EXERCISE REQUIREMENTS. An exact reproduction of all the entries is the expected answer.

--- RECORDS FOR THIS EXERCISE Enclosed Below ---

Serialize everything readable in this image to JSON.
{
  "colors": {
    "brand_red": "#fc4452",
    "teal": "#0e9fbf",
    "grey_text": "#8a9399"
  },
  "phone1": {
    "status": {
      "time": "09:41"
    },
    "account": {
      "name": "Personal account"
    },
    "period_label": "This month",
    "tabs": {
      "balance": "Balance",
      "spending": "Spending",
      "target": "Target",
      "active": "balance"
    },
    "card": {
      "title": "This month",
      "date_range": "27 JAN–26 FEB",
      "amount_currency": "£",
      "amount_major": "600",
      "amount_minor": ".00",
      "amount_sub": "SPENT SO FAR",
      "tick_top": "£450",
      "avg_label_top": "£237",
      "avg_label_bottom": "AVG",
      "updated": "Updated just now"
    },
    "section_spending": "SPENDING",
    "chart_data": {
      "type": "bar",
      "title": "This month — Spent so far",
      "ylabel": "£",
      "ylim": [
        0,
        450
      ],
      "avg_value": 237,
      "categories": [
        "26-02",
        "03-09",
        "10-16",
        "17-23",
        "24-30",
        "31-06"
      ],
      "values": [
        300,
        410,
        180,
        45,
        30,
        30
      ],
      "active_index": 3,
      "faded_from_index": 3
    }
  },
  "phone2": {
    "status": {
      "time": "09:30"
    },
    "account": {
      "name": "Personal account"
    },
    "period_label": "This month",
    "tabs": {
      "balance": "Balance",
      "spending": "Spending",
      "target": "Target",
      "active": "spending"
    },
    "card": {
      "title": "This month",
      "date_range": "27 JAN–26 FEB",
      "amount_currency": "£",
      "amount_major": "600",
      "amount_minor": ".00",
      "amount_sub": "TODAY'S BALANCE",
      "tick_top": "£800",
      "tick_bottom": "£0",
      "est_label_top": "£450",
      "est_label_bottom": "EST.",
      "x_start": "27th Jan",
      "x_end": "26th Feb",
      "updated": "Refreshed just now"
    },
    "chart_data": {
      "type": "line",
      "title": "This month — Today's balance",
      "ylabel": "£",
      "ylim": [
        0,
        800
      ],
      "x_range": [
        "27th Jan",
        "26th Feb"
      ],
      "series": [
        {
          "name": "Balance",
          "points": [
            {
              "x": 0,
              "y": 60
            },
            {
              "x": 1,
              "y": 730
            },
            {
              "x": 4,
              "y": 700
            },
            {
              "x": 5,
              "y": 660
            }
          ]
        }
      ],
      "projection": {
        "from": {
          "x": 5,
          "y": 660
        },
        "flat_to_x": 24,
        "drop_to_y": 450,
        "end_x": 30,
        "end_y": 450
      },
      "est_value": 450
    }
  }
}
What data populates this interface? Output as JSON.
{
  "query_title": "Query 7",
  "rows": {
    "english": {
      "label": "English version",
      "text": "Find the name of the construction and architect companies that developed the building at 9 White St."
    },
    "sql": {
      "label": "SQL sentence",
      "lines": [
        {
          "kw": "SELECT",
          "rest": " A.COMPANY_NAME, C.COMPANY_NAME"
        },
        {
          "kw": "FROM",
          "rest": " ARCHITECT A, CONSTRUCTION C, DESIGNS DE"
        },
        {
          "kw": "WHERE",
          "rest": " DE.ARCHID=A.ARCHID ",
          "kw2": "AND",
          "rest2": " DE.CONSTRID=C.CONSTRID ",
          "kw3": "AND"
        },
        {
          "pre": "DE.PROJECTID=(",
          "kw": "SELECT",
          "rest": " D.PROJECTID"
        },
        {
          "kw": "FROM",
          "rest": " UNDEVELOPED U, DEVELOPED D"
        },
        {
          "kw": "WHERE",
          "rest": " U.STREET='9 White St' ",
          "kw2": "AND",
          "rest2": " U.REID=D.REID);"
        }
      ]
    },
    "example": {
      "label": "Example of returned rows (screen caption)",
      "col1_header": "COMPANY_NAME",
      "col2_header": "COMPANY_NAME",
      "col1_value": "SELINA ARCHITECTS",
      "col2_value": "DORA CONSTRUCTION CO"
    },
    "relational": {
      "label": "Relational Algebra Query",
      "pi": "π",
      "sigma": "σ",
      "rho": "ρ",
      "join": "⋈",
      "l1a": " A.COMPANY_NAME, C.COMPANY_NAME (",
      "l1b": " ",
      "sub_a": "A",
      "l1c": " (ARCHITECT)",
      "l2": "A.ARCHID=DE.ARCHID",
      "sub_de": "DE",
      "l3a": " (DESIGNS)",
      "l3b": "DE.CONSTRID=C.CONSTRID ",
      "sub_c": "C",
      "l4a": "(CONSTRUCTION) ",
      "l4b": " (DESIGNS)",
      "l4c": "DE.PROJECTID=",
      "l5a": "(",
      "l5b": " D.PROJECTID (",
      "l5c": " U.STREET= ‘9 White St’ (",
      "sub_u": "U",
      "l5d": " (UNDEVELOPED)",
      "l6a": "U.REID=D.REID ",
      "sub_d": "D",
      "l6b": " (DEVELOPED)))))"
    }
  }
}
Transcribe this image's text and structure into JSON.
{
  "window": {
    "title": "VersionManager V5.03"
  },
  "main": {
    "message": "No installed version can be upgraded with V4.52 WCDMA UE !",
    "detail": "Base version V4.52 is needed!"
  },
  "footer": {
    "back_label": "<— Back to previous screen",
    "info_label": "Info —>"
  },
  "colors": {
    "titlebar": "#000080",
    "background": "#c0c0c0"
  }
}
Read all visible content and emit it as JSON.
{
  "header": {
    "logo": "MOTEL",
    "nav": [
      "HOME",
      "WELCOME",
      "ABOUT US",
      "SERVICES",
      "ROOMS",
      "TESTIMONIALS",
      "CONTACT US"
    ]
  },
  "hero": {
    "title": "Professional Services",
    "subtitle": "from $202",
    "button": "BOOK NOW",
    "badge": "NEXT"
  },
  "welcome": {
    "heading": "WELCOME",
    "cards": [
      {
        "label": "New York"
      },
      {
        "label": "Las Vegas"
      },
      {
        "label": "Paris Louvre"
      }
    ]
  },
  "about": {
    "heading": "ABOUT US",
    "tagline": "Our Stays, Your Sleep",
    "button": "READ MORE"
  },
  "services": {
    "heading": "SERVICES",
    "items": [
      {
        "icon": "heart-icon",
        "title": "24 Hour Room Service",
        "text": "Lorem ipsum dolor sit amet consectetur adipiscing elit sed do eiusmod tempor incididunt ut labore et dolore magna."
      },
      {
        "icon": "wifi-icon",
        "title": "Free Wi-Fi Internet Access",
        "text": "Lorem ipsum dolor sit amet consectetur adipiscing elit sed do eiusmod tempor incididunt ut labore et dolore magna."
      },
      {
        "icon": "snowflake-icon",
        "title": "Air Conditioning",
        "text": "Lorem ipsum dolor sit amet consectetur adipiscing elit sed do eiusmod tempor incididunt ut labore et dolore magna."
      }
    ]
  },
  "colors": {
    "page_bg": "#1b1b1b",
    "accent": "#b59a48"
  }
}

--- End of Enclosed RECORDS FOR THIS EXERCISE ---

TASK ANSWER.
Serialize everything readable in this image to JSON.
{
  "colors": {
    "brand_red": "#fc4452",
    "teal": "#0e9fbf",
    "grey_text": "#8a9399"
  },
  "phone1": {
    "status": {
      "time": "09:41"
    },
    "account": {
      "name": "Personal account"
    },
    "period_label": "This month",
    "tabs": {
      "balance": "Balance",
      "spending": "Spending",
      "target": "Target",
      "active": "balance"
    },
    "card": {
      "title": "This month",
      "date_range": "27 JAN–26 FEB",
      "amount_currency": "£",
      "amount_major": "600",
      "amount_minor": ".00",
      "amount_sub": "SPENT SO FAR",
      "tick_top": "£450",
      "avg_label_top": "£237",
      "avg_label_bottom": "AVG",
      "updated": "Updated just now"
    },
    "section_spending": "SPENDING",
    "chart_data": {
      "type": "bar",
      "title": "This month — Spent so far",
      "ylabel": "£",
      "ylim": [
        0,
        450
      ],
      "avg_value": 237,
      "categories": [
        "26-02",
        "03-09",
        "10-16",
        "17-23",
        "24-30",
        "31-06"
      ],
      "values": [
        300,
        410,
        180,
        45,
        30,
        30
      ],
      "active_index": 3,
      "faded_from_index": 3
    }
  },
  "phone2": {
    "status": {
      "time": "09:30"
    },
    "account": {
      "name": "Personal account"
    },
    "period_label": "This month",
    "tabs": {
      "balance": "Balance",
      "spending": "Spending",
      "target": "Target",
      "active": "spending"
    },
    "card": {
      "title": "This month",
      "date_range": "27 JAN–26 FEB",
      "amount_currency": "£",
      "amount_major": "600",
      "amount_minor": ".00",
      "amount_sub": "TODAY'S BALANCE",
      "tick_top": "£800",
      "tick_bottom": "£0",
      "est_label_top": "£450",
      "est_label_bottom": "EST.",
      "x_start": "27th Jan",
      "x_end": "26th Feb",
      "updated": "Refreshed just now"
    },
    "chart_data": {
      "type": "line",
      "title": "This month — Today's balance",
      "ylabel": "£",
      "ylim": [
        0,
        800
      ],
      "x_range": [
        "27th Jan",
        "26th Feb"
      ],
      "series": [
        {
          "name": "Balance",
          "points": [
            {
              "x": 0,
              "y": 60
            },
            {
              "x": 1,
              "y": 730
            },
            {
              "x": 4,
              "y": 700
            },
            {
              "x": 5,
              "y": 660
            }
          ]
        }
      ],
      "projection": {
        "from": {
          "x": 5,
          "y": 660
        },
        "flat_to_x": 24,
        "drop_to_y": 450,
        "end_x": 30,
        "end_y": 450
      },
      "est_value": 450
    }
  }
}
What data populates this interface? Output as JSON.
{
  "query_title": "Query 7",
  "rows": {
    "english": {
      "label": "English version",
      "text": "Find the name of the construction and architect companies that developed the building at 9 White St."
    },
    "sql": {
      "label": "SQL sentence",
      "lines": [
        {
          "kw": "SELECT",
          "rest": " A.COMPANY_NAME, C.COMPANY_NAME"
        },
        {
          "kw": "FROM",
          "rest": " ARCHITECT A, CONSTRUCTION C, DESIGNS DE"
        },
        {
          "kw": "WHERE",
          "rest": " DE.ARCHID=A.ARCHID ",
          "kw2": "AND",
          "rest2": " DE.CONSTRID=C.CONSTRID ",
          "kw3": "AND"
        },
        {
          "pre": "DE.PROJECTID=(",
          "kw": "SELECT",
          "rest": " D.PROJECTID"
        },
        {
          "kw": "FROM",
          "rest": " UNDEVELOPED U, DEVELOPED D"
        },
        {
          "kw": "WHERE",
          "rest": " U.STREET='9 White St' ",
          "kw2": "AND",
          "rest2": " U.REID=D.REID);"
        }
      ]
    },
    "example": {
      "label": "Example of returned rows (screen caption)",
      "col1_header": "COMPANY_NAME",
      "col2_header": "COMPANY_NAME",
      "col1_value": "SELINA ARCHITECTS",
      "col2_value": "DORA CONSTRUCTION CO"
    },
    "relational": {
      "label": "Relational Algebra Query",
      "pi": "π",
      "sigma": "σ",
      "rho": "ρ",
      "join": "⋈",
      "l1a": " A.COMPANY_NAME, C.COMPANY_NAME (",
      "l1b": " ",
      "sub_a": "A",
      "l1c": " (ARCHITECT)",
      "l2": "A.ARCHID=DE.ARCHID",
      "sub_de": "DE",
      "l3a": " (DESIGNS)",
      "l3b": "DE.CONSTRID=C.CONSTRID ",
      "sub_c": "C",
      "l4a": "(CONSTRUCTION) ",
      "l4b": " (DESIGNS)",
      "l4c": "DE.PROJECTID=",
      "l5a": "(",
      "l5b": " D.PROJECTID (",
      "l5c": " U.STREET= ‘9 White St’ (",
      "sub_u": "U",
      "l5d": " (UNDEVELOPED)",
      "l6a": "U.REID=D.REID ",
      "sub_d": "D",
      "l6b": " (DEVELOPED)))))"
    }
  }
}
Transcribe this image's text and structure into JSON.
{
  "window": {
    "title": "VersionManager V5.03"
  },
  "main": {
    "message": "No installed version can be upgraded with V4.52 WCDMA UE !",
    "detail": "Base version V4.52 is needed!"
  },
  "footer": {
    "back_label": "<— Back to previous screen",
    "info_label": "Info —>"
  },
  "colors": {
    "titlebar": "#000080",
    "background": "#c0c0c0"
  }
}
Read all visible content and emit it as JSON.
{
  "header": {
    "logo": "MOTEL",
    "nav": [
      "HOME",
      "WELCOME",
      "ABOUT US",
      "SERVICES",
      "ROOMS",
      "TESTIMONIALS",
      "CONTACT US"
    ]
  },
  "hero": {
    "title": "Professional Services",
    "subtitle": "from $202",
    "button": "BOOK NOW",
    "badge": "NEXT"
  },
  "welcome": {
    "heading": "WELCOME",
    "cards": [
      {
        "label": "New York"
      },
      {
        "label": "Las Vegas"
      },
      {
        "label": "Paris Louvre"
      }
    ]
  },
  "about": {
    "heading": "ABOUT US",
    "tagline": "Our Stays, Your Sleep",
    "button": "READ MORE"
  },
  "services": {
    "heading": "SERVICES",
    "items": [
      {
        "icon": "heart-icon",
        "title": "24 Hour Room Service",
        "text": "Lorem ipsum dolor sit amet consectetur adipiscing elit sed do eiusmod tempor incididunt ut labore et dolore magna."
      },
      {
        "icon": "wifi-icon",
        "title": "Free Wi-Fi Internet Access",
        "text": "Lorem ipsum dolor sit amet consectetur adipiscing elit sed do eiusmod tempor incididunt ut labore et dolore magna."
      },
      {
        "icon": "snowflake-icon",
        "title": "Air Conditioning",
        "text": "Lorem ipsum dolor sit amet consectetur adipiscing elit sed do eiusmod tempor incididunt ut labore et dolore magna."
      }
    ]
  },
  "colors": {
    "page_bg": "#1b1b1b",
    "accent": "#b59a48"
  }
}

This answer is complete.